Exercise
Give the data again in full, without pictures.

(Collected data)
╭──

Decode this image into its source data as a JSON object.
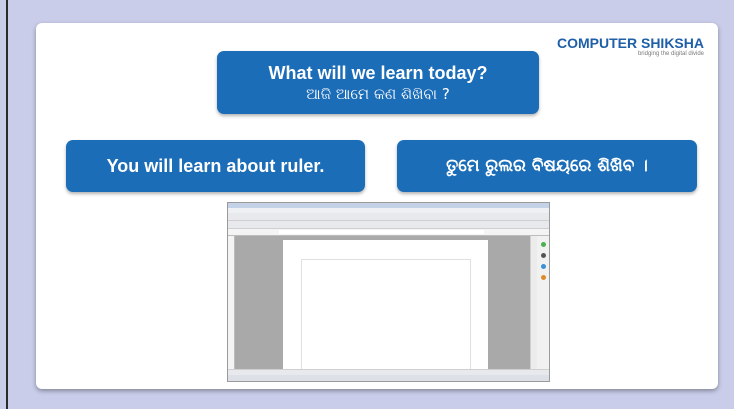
{
  "logo": {
    "name": "COMPUTER SHIKSHA",
    "tagline": "bridging the digital divide"
  },
  "question": {
    "english": "What will we learn today?",
    "odia": "ଆଜି ଆମେ କଣ ଶିଖିବା ?"
  },
  "answer": {
    "english": "You will learn about ruler.",
    "odia": "ତୁମେ ରୁଲର ବିଷୟରେ ଶିଖିବ ।"
  },
  "colors": {
    "box_blue": "#1b6db8",
    "background": "#c9cdea",
    "logo_blue": "#1f5fa8"
  },
  "illustration": {
    "description_icon": "word-processor-window-icon"
  }
}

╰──

Task solution
Decode this image into its source data as a JSON object.
{
  "logo": {
    "name": "COMPUTER SHIKSHA",
    "tagline": "bridging the digital divide"
  },
  "question": {
    "english": "What will we learn today?",
    "odia": "ଆଜି ଆମେ କଣ ଶିଖିବା ?"
  },
  "answer": {
    "english": "You will learn about ruler.",
    "odia": "ତୁମେ ରୁଲର ବିଷୟରେ ଶିଖିବ ।"
  },
  "colors": {
    "box_blue": "#1b6db8",
    "background": "#c9cdea",
    "logo_blue": "#1f5fa8"
  },
  "illustration": {
    "description_icon": "word-processor-window-icon"
  }
}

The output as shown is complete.